Gene Therapy for Transfusion-Dependent Beta Thalassemia

What is transfusion-dependent beta thalassemia? 

Beta thalassemia is an inherited blood disorder that affects the production of normal hemoglobin, a protein in red blood cells that carries oxygen to tissues throughout the body. It is caused by mutations in a gene called beta-globin. The most severe form of the disease requires lifelong blood transfusions every two to five weeks (thus these patients are “transfusion-dependent”). Patients must be constantly monitored for complications caused by the disease as well as the transfusions, which cause iron to accumulate in the liver, spleen, heart and other organs.

Learn more about beta thalassemia.

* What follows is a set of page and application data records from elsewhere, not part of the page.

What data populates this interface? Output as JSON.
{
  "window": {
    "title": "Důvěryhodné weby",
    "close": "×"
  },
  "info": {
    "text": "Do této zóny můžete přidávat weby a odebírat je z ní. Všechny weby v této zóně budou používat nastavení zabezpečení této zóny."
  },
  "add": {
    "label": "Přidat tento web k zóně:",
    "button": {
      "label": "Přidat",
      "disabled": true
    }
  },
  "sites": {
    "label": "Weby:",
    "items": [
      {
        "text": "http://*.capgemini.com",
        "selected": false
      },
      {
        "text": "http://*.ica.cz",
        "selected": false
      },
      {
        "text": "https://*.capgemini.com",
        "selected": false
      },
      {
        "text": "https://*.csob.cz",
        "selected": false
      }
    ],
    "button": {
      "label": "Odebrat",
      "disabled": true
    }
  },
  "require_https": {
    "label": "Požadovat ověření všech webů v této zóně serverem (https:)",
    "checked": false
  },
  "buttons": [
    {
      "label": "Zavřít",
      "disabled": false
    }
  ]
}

How is gene therapy used to treat transfusion-dependent beta thalassemia in children? 

The only FDA-approved gene therapy for beta thalassemia brings back normal red blood cells. It works by putting functional copies of the abnormal gene into a patient’s own blood stem cells. The red blood cells are then able to make normal or near normal levels of hemoglobin. Other types of gene therapy for beta thalassemia that are being studied edit a different gene that restores good red cell function.

Transfusion-dependent beta thalassemia treatment options at CHOP  

CHOP is the first Qualified Treatment Center offering the only FDA-approved treatment, called Zynteglo. More of these FDA-approved treatments could become available in 2023. At CHOP, the gene therapy is provided through a partnership between the Thalassemia Center, the Sickle Cell and Red Cell Disorders Curative Therapy Center (CuRED), and the Cellular Therapy and Transplant Section (CTTS). A key part of CuRED’s role involves counseling patients with beta thalassemia on whether gene therapy is an appropriate treatment option. CTTS and CuRED work to prepare the patient for gene therapy, which is then administered by CTTS.

FDA-approved gene therapy  

In August 2022, the FDA approved beti-cel (brand name Zynteglo®), the first potentially curative gene therapy for people with transfusion-dependent beta thalassemia. The treatment is manufactured by bluebird bio. The FDA approval was based on clinical trial data from multiple study sites, including CHOP. Janet Kwiatkowski, MD, MSCE, Director of the Thalassemia Center, served as CHOP lead investigator for the three clinical trials that led to the FDA approval, and as overall coordinating investigator for one of the studies. Alexis Thompson, MD, MPH, Chief of the Division of Hematology, was a lead investigator of the phase 3 clinical trials and presented before the FDA Advisory Committee ahead of approval. Stephan Grupp, MD, PhD, Section Chief of the Cellular Therapy and Transplant Section, leads the team that administered the therapy in the trials.

In January 2024, the FDA approved exagamglogene autotemcel (exa-cell, brand name Casgevy™) for the treatment of transfusion-dependent beta thalassemia in patients 12 years and older.

Clinical trials for transfusion-dependent beta thalassemia

There are currently active gene therapy clinical trials for transfusion dependent beta thalassemia: 

  • Check back for an up-to-date list of trials

You Might Also Like
Aliya as a baby

Gene Therapy Puts an End to Monthly Transfusions

The frequent blood transfusions Aliya had needed for her blood disorder are now in the past, thanks to a gene therapy.

girl hospital patient and brother

A Bone Marrow Transplant Transforms a Young Girl’s Life

A bone marrow transplant cured Mia rare blood disease.

Boy hospital patient finger painting and smiling

A Bone Marrow Transplant Changes a Young Boy’s Life

Beta thalassemia major forced Nicholas to undergo regular blood transfusions until he received a lifesaving bone marrow transplant.